Finally, what about the U.S. consumer? They’re not doing too badly. Wages are slowly rising and unemployment is at record lows. And now they’re starting to see the tax cuts show up in their paycheques. The result? Retail sales are up; in fact, in May they were up the most in 6 months. Falling gasoline prices suggest retail demand can continue into the second half of 2018.

Putting this all together, you can make a good argument to own STPL.


ETF Idea:
Own BMO Global Consumer Staples Hedged to CAD Index ETF (STPL)

  • Consumer Staples have been the big sector under-performer year-to-date, with STPL down 6.5% on the year.
  • The sector has seen short-selling interest thanks to worries about tobacco regulation and Amazon.com (AMZN) moving in on groceries.
  • The up-trend in commodity prices (lower margins) and higher U.S. rates have also hurt.
  • However, previously unloved sectors like retail have begun to rebound. Will STPL be the next XRT? (SPDR S&P Retail ETF [XRT] is up 17% from its April lows.)
  • Commodity prices and U.S. rates have also cooled from the mid-May peaks creating less of a headwind for staples.
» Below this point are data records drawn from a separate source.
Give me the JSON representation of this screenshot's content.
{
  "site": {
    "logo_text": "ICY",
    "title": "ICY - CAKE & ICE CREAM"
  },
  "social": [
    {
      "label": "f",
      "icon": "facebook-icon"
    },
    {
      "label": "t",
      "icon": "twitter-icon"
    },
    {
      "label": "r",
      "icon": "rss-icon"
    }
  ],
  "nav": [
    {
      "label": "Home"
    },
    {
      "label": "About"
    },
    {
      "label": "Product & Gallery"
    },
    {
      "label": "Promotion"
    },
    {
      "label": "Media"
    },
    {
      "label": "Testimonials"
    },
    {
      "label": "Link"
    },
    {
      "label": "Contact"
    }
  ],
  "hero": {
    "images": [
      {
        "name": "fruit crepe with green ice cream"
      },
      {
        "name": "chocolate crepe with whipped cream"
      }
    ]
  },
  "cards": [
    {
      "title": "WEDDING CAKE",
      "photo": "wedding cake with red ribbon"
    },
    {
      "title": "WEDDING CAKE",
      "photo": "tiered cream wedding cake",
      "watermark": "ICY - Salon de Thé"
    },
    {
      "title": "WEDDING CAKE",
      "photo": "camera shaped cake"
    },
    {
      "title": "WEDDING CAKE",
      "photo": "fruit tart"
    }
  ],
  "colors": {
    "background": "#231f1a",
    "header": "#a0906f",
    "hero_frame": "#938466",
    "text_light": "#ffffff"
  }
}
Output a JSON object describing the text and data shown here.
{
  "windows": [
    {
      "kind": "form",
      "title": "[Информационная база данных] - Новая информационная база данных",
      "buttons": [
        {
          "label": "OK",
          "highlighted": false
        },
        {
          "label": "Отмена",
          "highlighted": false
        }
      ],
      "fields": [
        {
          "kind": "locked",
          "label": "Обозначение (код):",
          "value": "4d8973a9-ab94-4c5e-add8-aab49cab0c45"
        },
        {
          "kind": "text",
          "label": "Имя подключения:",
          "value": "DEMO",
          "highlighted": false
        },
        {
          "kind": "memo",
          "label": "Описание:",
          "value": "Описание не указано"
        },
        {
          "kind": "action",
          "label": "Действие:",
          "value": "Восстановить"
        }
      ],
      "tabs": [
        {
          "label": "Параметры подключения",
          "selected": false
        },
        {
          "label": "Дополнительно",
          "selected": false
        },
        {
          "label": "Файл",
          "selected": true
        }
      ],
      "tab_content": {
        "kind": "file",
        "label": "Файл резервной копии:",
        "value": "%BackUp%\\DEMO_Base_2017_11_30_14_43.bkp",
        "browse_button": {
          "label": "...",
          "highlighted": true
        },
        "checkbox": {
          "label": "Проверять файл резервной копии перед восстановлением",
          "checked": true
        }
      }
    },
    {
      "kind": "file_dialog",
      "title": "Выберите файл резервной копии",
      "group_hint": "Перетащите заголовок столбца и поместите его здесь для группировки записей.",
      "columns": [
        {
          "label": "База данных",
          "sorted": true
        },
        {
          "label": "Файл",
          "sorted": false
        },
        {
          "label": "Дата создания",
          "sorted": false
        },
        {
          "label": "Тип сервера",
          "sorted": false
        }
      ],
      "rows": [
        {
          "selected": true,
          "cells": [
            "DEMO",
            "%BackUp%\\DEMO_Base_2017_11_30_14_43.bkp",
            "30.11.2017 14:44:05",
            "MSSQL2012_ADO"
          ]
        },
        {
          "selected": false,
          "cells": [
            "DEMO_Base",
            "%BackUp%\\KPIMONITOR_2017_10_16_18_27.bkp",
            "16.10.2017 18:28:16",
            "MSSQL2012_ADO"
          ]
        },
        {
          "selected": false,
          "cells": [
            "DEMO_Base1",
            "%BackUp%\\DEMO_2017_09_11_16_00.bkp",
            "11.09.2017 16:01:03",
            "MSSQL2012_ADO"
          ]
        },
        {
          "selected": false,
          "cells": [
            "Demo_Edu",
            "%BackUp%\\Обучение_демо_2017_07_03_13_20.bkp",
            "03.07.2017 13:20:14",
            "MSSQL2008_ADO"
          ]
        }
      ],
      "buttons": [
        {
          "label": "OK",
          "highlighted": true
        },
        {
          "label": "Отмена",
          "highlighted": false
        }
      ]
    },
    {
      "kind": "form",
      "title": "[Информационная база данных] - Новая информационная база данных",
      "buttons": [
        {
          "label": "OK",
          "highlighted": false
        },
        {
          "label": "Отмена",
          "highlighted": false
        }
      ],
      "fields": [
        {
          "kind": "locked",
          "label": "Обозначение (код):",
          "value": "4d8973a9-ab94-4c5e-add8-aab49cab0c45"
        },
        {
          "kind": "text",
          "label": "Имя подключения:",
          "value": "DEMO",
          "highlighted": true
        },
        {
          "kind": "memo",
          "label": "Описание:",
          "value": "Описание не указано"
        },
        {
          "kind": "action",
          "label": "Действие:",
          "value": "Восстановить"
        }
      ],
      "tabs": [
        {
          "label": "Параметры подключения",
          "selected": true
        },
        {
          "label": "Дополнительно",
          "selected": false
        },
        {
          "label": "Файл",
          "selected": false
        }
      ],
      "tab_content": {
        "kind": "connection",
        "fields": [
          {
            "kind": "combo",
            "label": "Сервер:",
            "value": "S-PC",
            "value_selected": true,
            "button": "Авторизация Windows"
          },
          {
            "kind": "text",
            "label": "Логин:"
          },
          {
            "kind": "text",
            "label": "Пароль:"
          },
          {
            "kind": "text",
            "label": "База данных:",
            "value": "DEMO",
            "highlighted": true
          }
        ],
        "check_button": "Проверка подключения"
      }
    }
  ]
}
Meanwhile, consumer spending remains strong and given XRT’s performance, there’s less fear of the AMZN effect.


Time for a catch-up?
Year-to date, consumer staples have under-performed both retail stocks and the broader market. 

Aug-2018-Sean-Chart-A.PNG#asset:1435